If it isn’t obvious already, Ashitaka is the film’s most admirable character, hands down. While many of the other characters (unless you include those at the beginning from his own village) fall somewhere on the grey spectrum of morality, having both understandable intentions and goals, but very morally objectionable methods as well, he’s the film’s moral center and voice of reason/peace. Before we reach the 10 minute mark, he saves his village from a demon, and even then, not before trying to implore it to leave them be. Later, he goes on to do everything he can to stop the bloodshed occurring between Iron Town and the various groups of forest animals/deities, as well as help both sides, such as trying to convince Eboshi to stop destroying the forest, stopping Lady Eboshi and San from killing each other, informing Iron Town’s men about the samurai’s assault on Iron Town so they could help support the women who were holding down the fort, trying to get Eboshi to go back as well and lead them in helping her people, rather than go after the Forest Spirit, saved one of San’s wolf “brothers” from being stuck, and went with it to save San from Okkoto’s demon form.

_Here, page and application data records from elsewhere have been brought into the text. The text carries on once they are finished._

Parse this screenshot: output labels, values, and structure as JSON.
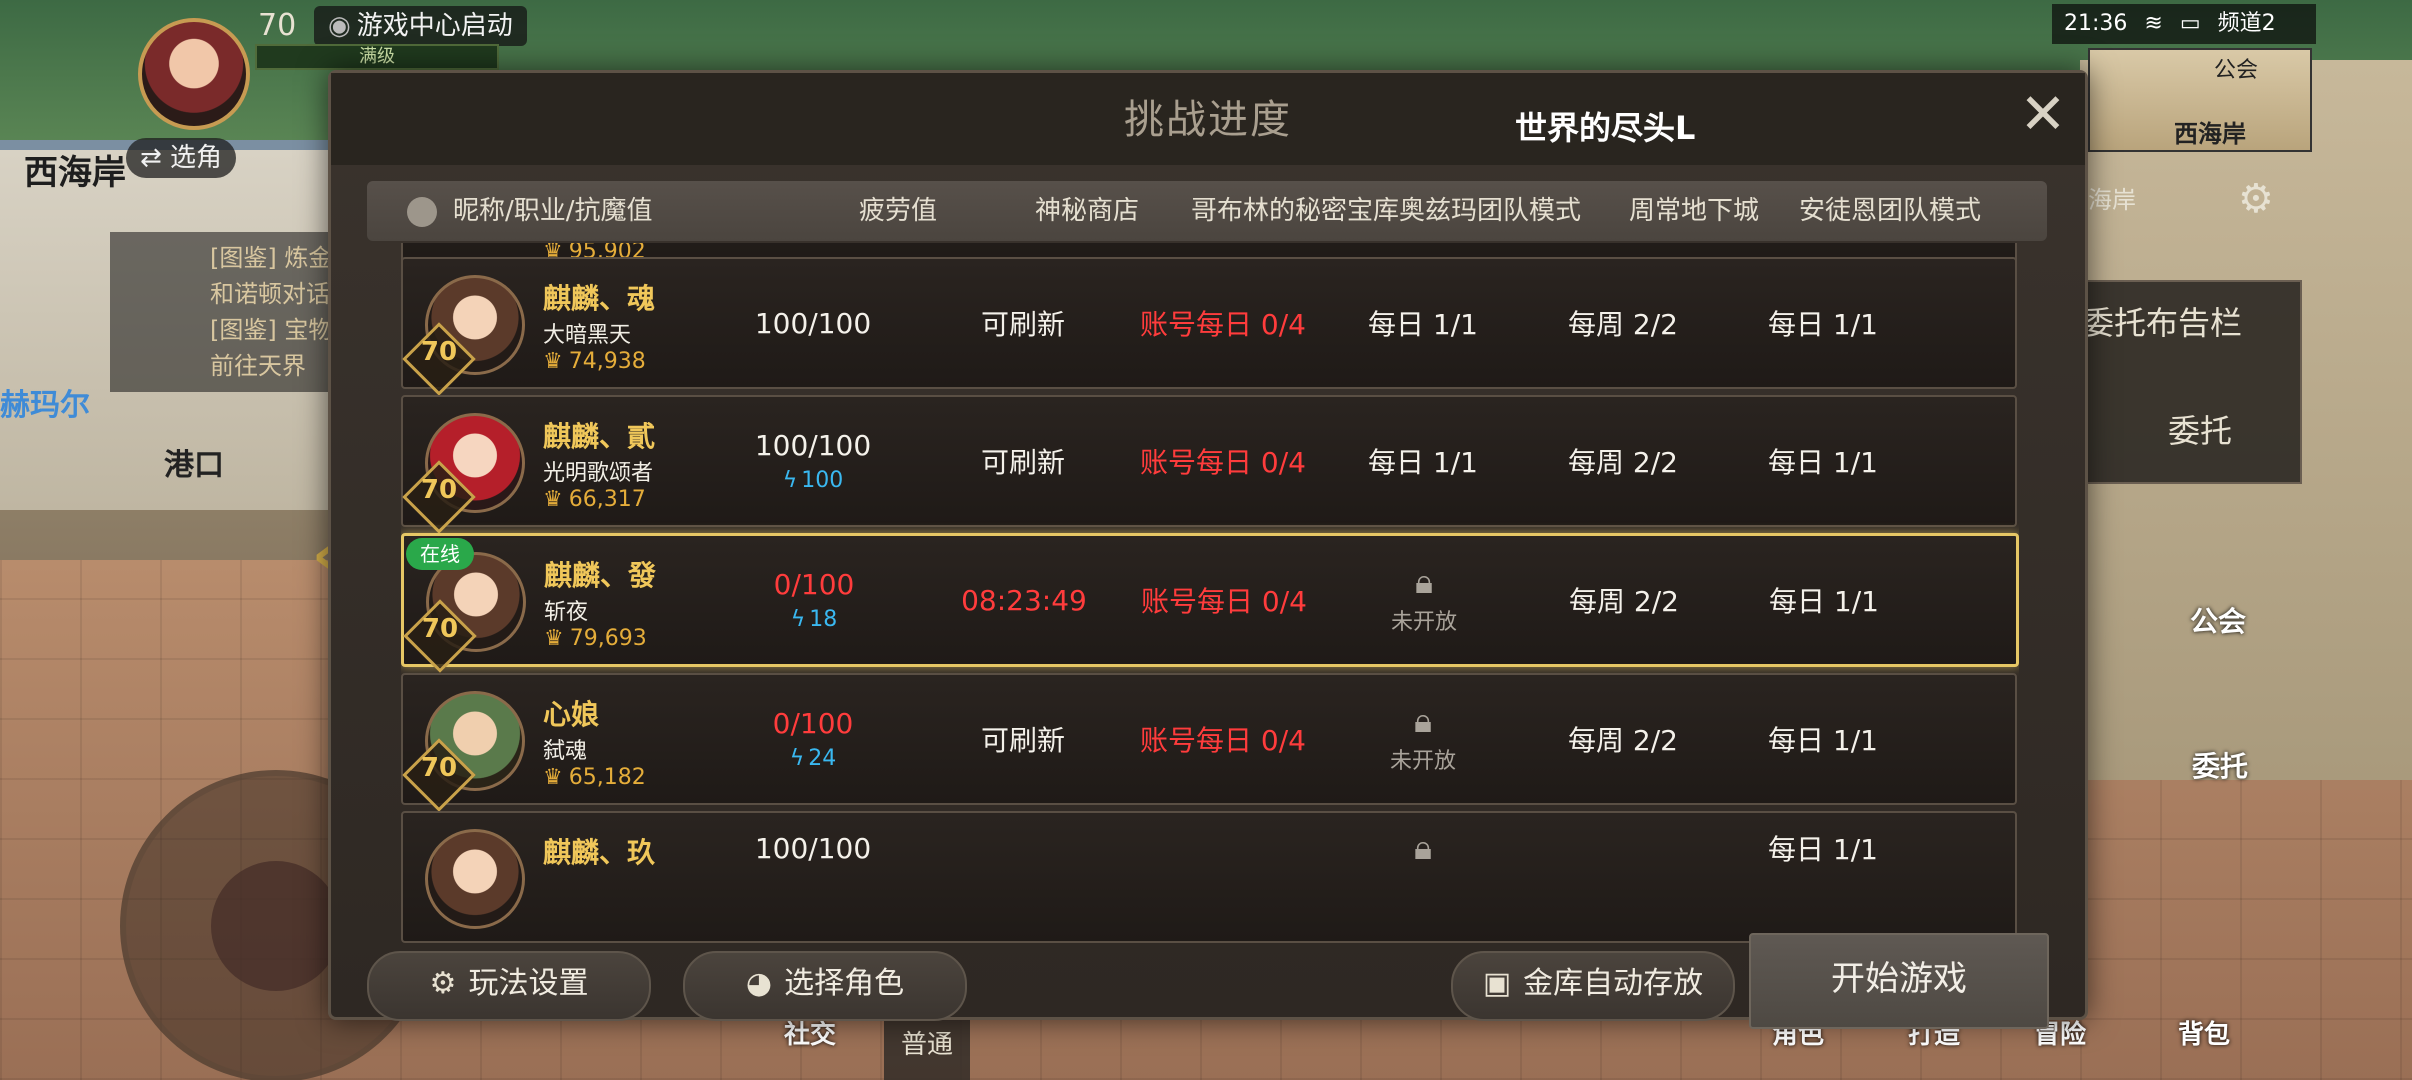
{
  "hud": {
    "level": "70",
    "launch_badge": "游戏中心启动",
    "bar_label": "满级",
    "map_name": "西海岸",
    "swap_button": "⇄ 选角",
    "quests": [
      "[图鉴] 炼金…",
      "和诺顿对话",
      "[图鉴] 宝物…",
      "前往天界"
    ],
    "port_label": "港口",
    "left_side_label": "赫玛尔",
    "status": {
      "time": "21:36",
      "channel": "频道2"
    },
    "minimap_label": "西海岸",
    "minimap_guild": "公会",
    "location_text": "海岸",
    "right_panel": {
      "board": "委托布告栏",
      "commission": "委托"
    },
    "guild": "公会",
    "commission": "委托",
    "bottom": {
      "social": "社交",
      "normal": "普通",
      "character": "角色",
      "craft": "打造",
      "adventure": "冒险",
      "bag": "背包"
    }
  },
  "modal": {
    "title": "挑战进度",
    "server": "世界的尽头L",
    "columns": {
      "name": "昵称/职业/抗魔值",
      "fatigue": "疲劳值",
      "shop": "神秘商店",
      "goblin": "哥布林的秘密宝库",
      "ozma": "奥兹玛团队模式",
      "weekly": "周常地下城",
      "anton": "安徒恩团队模式"
    },
    "partial_top_power": "95,902",
    "rows": [
      {
        "name": "麒麟、魂",
        "job": "大暗黑天",
        "power": "74,938",
        "level": "70",
        "fatigue": "100/100",
        "fatigue_extra": "",
        "shop": "可刷新",
        "goblin": "账号每日 0/4",
        "ozma": "每日 1/1",
        "weekly": "每周 2/2",
        "anton": "每日 1/1"
      },
      {
        "name": "麒麟、貳",
        "job": "光明歌颂者",
        "power": "66,317",
        "level": "70",
        "fatigue": "100/100",
        "fatigue_extra": "100",
        "shop": "可刷新",
        "goblin": "账号每日 0/4",
        "ozma": "每日 1/1",
        "weekly": "每周 2/2",
        "anton": "每日 1/1"
      },
      {
        "name": "麒麟、發",
        "job": "斩夜",
        "power": "79,693",
        "level": "70",
        "online": "在线",
        "fatigue": "0/100",
        "fatigue_extra": "18",
        "shop": "08:23:49",
        "goblin": "账号每日 0/4",
        "ozma": "未开放",
        "weekly": "每周 2/2",
        "anton": "每日 1/1"
      },
      {
        "name": "心娘",
        "job": "弑魂",
        "power": "65,182",
        "level": "70",
        "fatigue": "0/100",
        "fatigue_extra": "24",
        "shop": "可刷新",
        "goblin": "账号每日 0/4",
        "ozma": "未开放",
        "weekly": "每周 2/2",
        "anton": "每日 1/1"
      },
      {
        "name": "麒麟、玖",
        "fatigue": "100/100",
        "anton": "每日 1/1"
      }
    ],
    "footer": {
      "play_settings": "玩法设置",
      "select_character": "选择角色",
      "vault_auto": "金库自动存放",
      "start_game": "开始游戏"
    }
  },
  "colors": {
    "accent_gold": "#f0c75a",
    "alert_red": "#ff3c3c",
    "fatigue_blue": "#3ab8f0",
    "online_green": "#2aa84a",
    "selected_border": "#e6c765"
  }
}
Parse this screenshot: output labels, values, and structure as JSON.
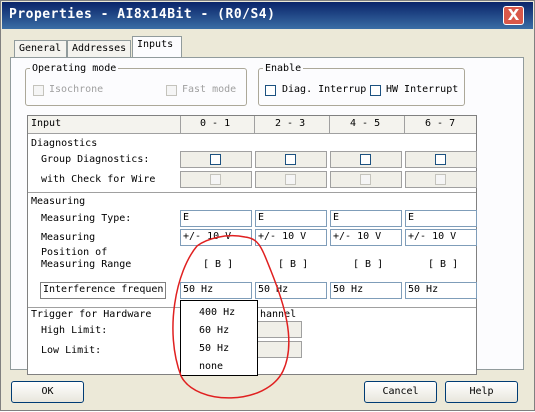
{
  "window": {
    "title": "Properties - AI8x14Bit - (R0/S4)",
    "close_label": "X"
  },
  "tabs": [
    {
      "label": "General"
    },
    {
      "label": "Addresses"
    },
    {
      "label": "Inputs"
    }
  ],
  "operating_mode": {
    "legend": "Operating mode",
    "isochrone": "Isochrone",
    "fast_mode": "Fast mode"
  },
  "enable": {
    "legend": "Enable",
    "diag_interrupt": "Diag. Interrup",
    "hw_interrupt": "HW Interrupt"
  },
  "grid": {
    "header": {
      "input": "Input",
      "cols": [
        "0 - 1",
        "2 - 3",
        "4 - 5",
        "6 - 7"
      ]
    },
    "diagnostics": {
      "title": "Diagnostics",
      "group": "Group Diagnostics:",
      "wire": "with Check for Wire"
    },
    "measuring": {
      "title": "Measuring",
      "type_label": "Measuring Type:",
      "types": [
        "E",
        "E",
        "E",
        "E"
      ],
      "range_label": "Measuring",
      "ranges": [
        "+/- 10 V",
        "+/- 10 V",
        "+/- 10 V",
        "+/- 10 V"
      ],
      "position_label_1": "Position of",
      "position_label_2": "Measuring Range",
      "positions": [
        "[ B ]",
        "[ B ]",
        "[ B ]",
        "[ B ]"
      ],
      "interference_label": "Interference frequen",
      "interference": [
        "50 Hz",
        "50 Hz",
        "50 Hz",
        "50 Hz"
      ]
    },
    "trigger": {
      "title": "Trigger for Hardware",
      "channel": "hannel",
      "high": "High Limit:",
      "low": "Low Limit:"
    }
  },
  "dropdown": {
    "options": [
      "400 Hz",
      "60 Hz",
      "50 Hz",
      "none"
    ]
  },
  "buttons": {
    "ok": "OK",
    "cancel": "Cancel",
    "help": "Help"
  }
}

And of course, by the end, while they probably still suffered a decent number of casualties, he saves a good chunk of Iron Town’s population by instructing them to evacuate to the river from the decapitated Forest Spirit’s fatal ooze where it couldn’t reach them as quickly, and by returning the Forest Spirit’s head to it with San, he saves both everyone left altogether and the forest itself. While much of the forest is destroyed by the ooze, returning its head causes it to heal the land, rejuvenate it and allow everything to start to grow back. Finally, his kindness and pacifism end up having a positive influence on many of the people he meets, most notably San and Lady Eboshi. By the end, San sees that not all humans are bad and is more willing to live alongside and cooperate with them, even if she hadn’t forgiven them, while Lady Eboshi sees the error of her ways and intends to start from scratch by building a town that presumably won’t be iron-based and won’t require them to destroy the forest to get by or make a living.

Final Verdict

Needless to say, I think he does more than enough to qualify, especially for constantly advocating for peaceful resolution, almost single-handedly stopping the war and saving many people, as well as the land/forest itself. He’s just a very all-around ideal hero who gives an otherwise dark, violent and morally complex movie a strong moral center. Princess Mononoke is one of both Studio Ghibli and Hayao Miyazaki’s most epic-scale movies, and appropriately, he’s one of their most admirable characters who best embodies Miyazaki’s pacifistic values in real life that he uses to get that message across while denouncing war and the “us vs them” mentality. However, let me know if for whatever reason, you’re not convinced. Thanks so much for reading and have a good day!